### Input data
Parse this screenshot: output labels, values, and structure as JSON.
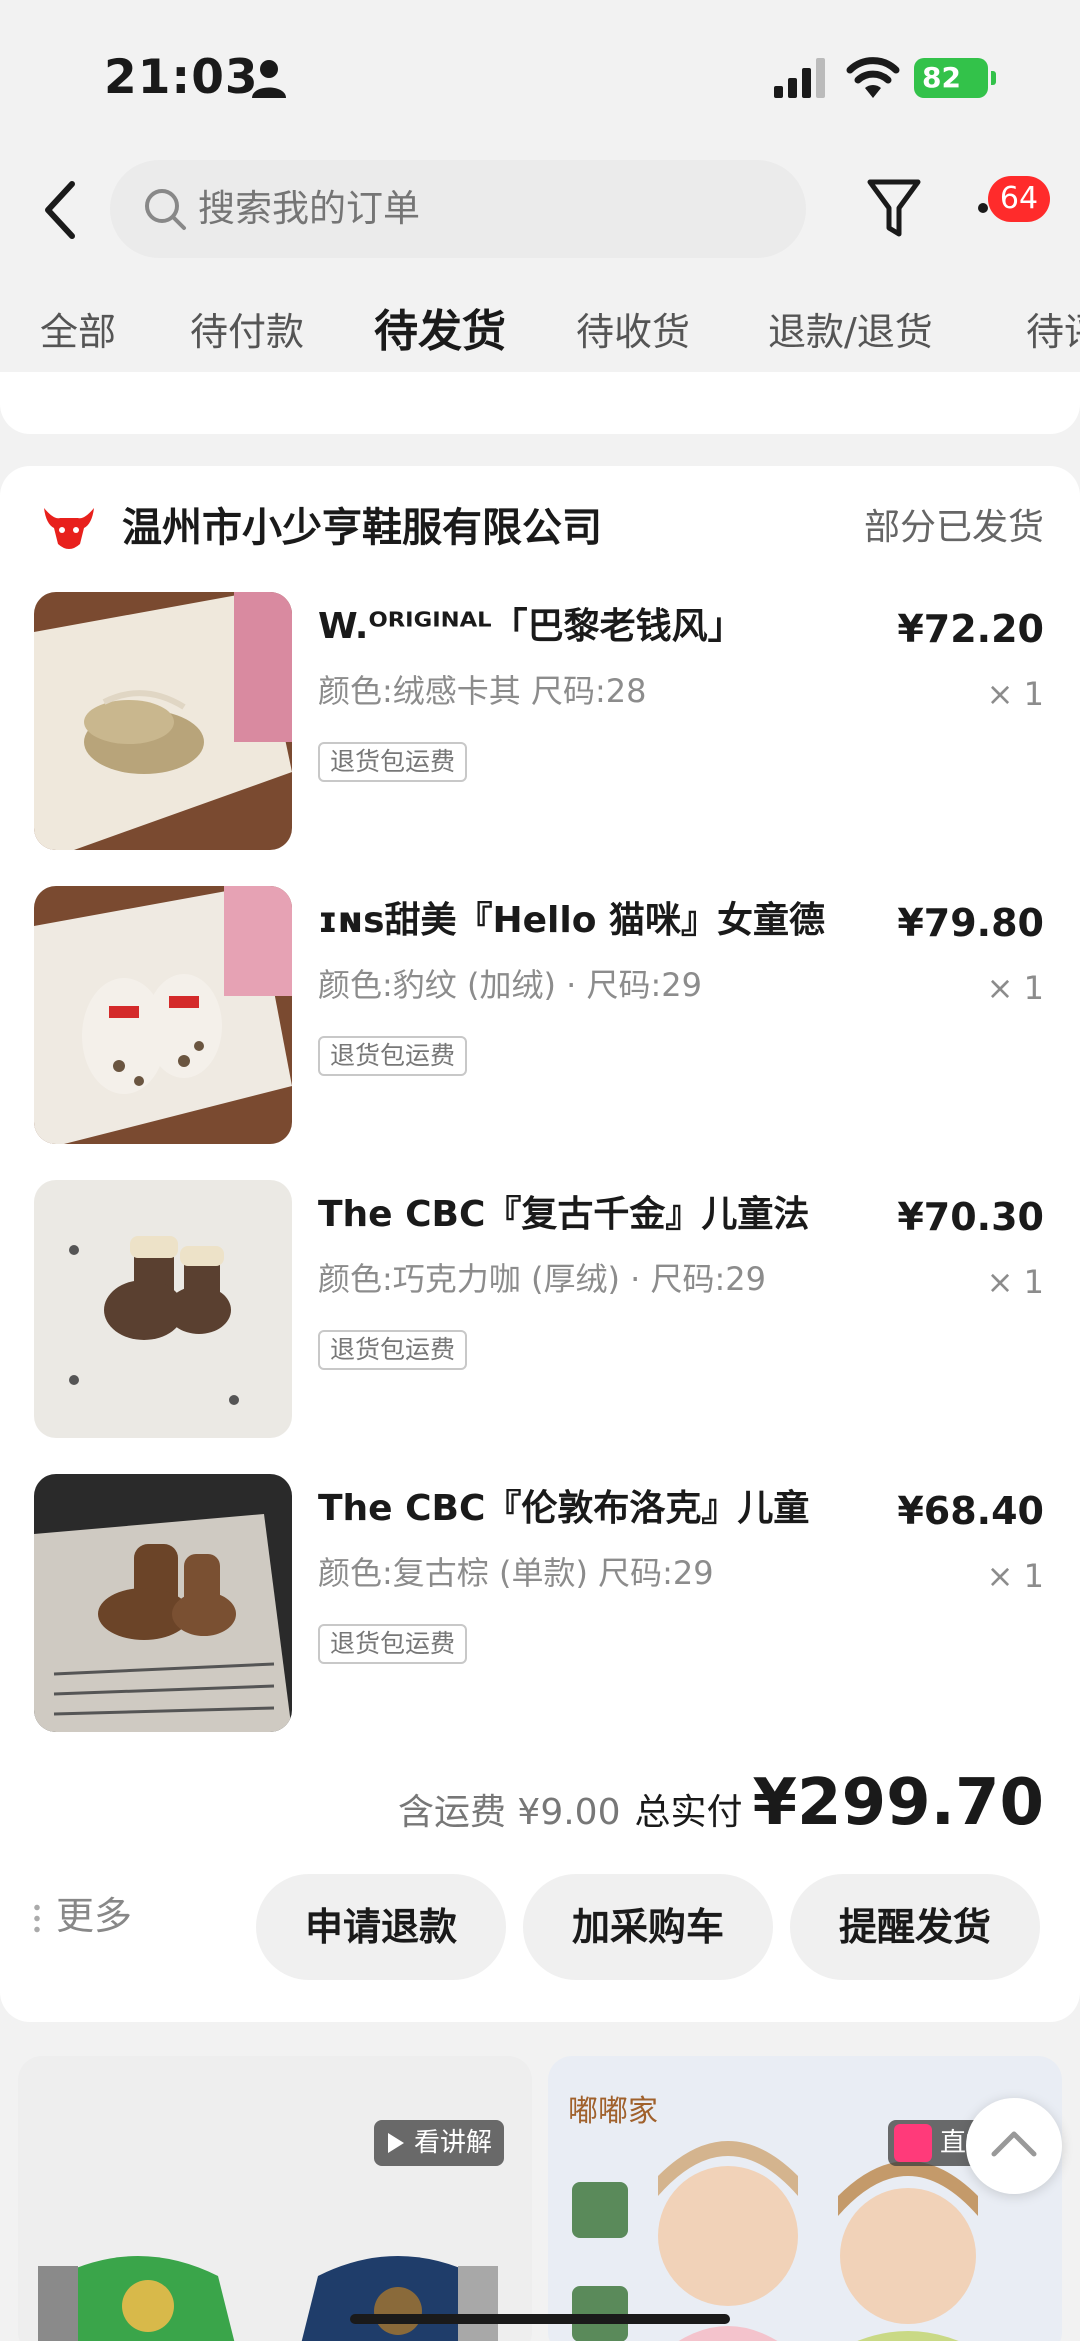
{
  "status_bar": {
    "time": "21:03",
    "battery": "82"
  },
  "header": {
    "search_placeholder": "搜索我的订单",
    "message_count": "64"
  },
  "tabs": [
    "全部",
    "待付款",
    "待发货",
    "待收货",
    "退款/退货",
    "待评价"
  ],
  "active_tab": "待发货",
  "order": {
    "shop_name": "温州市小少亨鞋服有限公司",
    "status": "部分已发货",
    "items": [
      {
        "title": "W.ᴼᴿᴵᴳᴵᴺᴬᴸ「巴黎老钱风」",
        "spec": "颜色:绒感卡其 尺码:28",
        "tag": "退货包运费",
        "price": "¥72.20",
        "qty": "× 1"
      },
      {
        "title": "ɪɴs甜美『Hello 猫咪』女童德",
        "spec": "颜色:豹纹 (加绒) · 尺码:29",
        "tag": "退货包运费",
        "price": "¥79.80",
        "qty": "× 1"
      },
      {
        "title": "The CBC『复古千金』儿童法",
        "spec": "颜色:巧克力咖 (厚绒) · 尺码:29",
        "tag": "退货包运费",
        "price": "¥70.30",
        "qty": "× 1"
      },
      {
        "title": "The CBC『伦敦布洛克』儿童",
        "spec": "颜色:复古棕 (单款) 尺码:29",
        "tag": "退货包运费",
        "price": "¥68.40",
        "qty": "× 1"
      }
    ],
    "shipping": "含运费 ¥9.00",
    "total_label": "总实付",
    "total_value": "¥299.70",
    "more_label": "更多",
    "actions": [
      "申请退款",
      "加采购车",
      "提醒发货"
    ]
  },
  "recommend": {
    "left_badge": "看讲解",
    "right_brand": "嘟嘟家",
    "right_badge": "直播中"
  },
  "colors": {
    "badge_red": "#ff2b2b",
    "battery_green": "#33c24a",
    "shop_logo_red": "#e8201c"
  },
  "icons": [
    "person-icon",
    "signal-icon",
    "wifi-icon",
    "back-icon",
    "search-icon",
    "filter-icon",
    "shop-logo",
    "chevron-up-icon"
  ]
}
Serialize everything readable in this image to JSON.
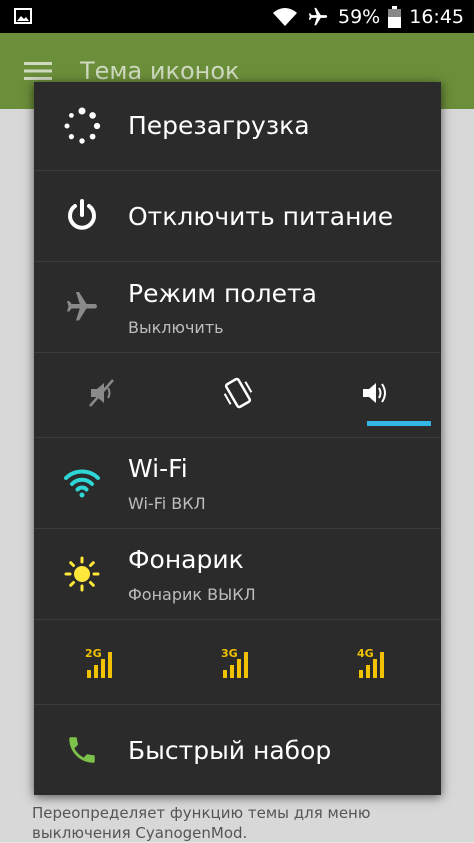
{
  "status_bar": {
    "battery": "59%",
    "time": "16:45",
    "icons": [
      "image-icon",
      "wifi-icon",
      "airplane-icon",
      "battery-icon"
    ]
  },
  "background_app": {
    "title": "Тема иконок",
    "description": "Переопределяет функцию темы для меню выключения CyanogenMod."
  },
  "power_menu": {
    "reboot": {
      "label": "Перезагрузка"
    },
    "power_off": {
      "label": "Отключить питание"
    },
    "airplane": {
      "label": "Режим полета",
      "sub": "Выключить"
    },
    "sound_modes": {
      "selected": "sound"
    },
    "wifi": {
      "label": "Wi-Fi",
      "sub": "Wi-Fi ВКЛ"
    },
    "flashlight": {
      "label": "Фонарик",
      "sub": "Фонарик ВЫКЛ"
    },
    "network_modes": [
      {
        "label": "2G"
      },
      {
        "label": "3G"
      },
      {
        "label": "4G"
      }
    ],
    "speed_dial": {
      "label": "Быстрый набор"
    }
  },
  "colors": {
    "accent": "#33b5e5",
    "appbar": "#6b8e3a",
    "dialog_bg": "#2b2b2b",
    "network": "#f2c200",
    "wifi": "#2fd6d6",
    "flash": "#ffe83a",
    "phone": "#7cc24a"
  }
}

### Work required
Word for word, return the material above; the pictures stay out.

### Written reply
Parse this screenshot: output labels, values, and structure as JSON.
{
  "status_bar": {
    "time": "21:03",
    "battery": "82"
  },
  "header": {
    "search_placeholder": "搜索我的订单",
    "message_count": "64"
  },
  "tabs": [
    "全部",
    "待付款",
    "待发货",
    "待收货",
    "退款/退货",
    "待评价"
  ],
  "active_tab": "待发货",
  "order": {
    "shop_name": "温州市小少亨鞋服有限公司",
    "status": "部分已发货",
    "items": [
      {
        "title": "W.ᴼᴿᴵᴳᴵᴺᴬᴸ「巴黎老钱风」",
        "spec": "颜色:绒感卡其 尺码:28",
        "tag": "退货包运费",
        "price": "¥72.20",
        "qty": "× 1"
      },
      {
        "title": "ɪɴs甜美『Hello 猫咪』女童德",
        "spec": "颜色:豹纹 (加绒) · 尺码:29",
        "tag": "退货包运费",
        "price": "¥79.80",
        "qty": "× 1"
      },
      {
        "title": "The CBC『复古千金』儿童法",
        "spec": "颜色:巧克力咖 (厚绒) · 尺码:29",
        "tag": "退货包运费",
        "price": "¥70.30",
        "qty": "× 1"
      },
      {
        "title": "The CBC『伦敦布洛克』儿童",
        "spec": "颜色:复古棕 (单款) 尺码:29",
        "tag": "退货包运费",
        "price": "¥68.40",
        "qty": "× 1"
      }
    ],
    "shipping": "含运费 ¥9.00",
    "total_label": "总实付",
    "total_value": "¥299.70",
    "more_label": "更多",
    "actions": [
      "申请退款",
      "加采购车",
      "提醒发货"
    ]
  },
  "recommend": {
    "left_badge": "看讲解",
    "right_brand": "嘟嘟家",
    "right_badge": "直播中"
  },
  "colors": {
    "badge_red": "#ff2b2b",
    "battery_green": "#33c24a",
    "shop_logo_red": "#e8201c"
  },
  "icons": [
    "person-icon",
    "signal-icon",
    "wifi-icon",
    "back-icon",
    "search-icon",
    "filter-icon",
    "shop-logo",
    "chevron-up-icon"
  ]
}
Serialize everything readable in this image to JSON.
{
  "status_bar": {
    "battery": "59%",
    "time": "16:45",
    "icons": [
      "image-icon",
      "wifi-icon",
      "airplane-icon",
      "battery-icon"
    ]
  },
  "background_app": {
    "title": "Тема иконок",
    "description": "Переопределяет функцию темы для меню выключения CyanogenMod."
  },
  "power_menu": {
    "reboot": {
      "label": "Перезагрузка"
    },
    "power_off": {
      "label": "Отключить питание"
    },
    "airplane": {
      "label": "Режим полета",
      "sub": "Выключить"
    },
    "sound_modes": {
      "selected": "sound"
    },
    "wifi": {
      "label": "Wi-Fi",
      "sub": "Wi-Fi ВКЛ"
    },
    "flashlight": {
      "label": "Фонарик",
      "sub": "Фонарик ВЫКЛ"
    },
    "network_modes": [
      {
        "label": "2G"
      },
      {
        "label": "3G"
      },
      {
        "label": "4G"
      }
    ],
    "speed_dial": {
      "label": "Быстрый набор"
    }
  },
  "colors": {
    "accent": "#33b5e5",
    "appbar": "#6b8e3a",
    "dialog_bg": "#2b2b2b",
    "network": "#f2c200",
    "wifi": "#2fd6d6",
    "flash": "#ffe83a",
    "phone": "#7cc24a"
  }
}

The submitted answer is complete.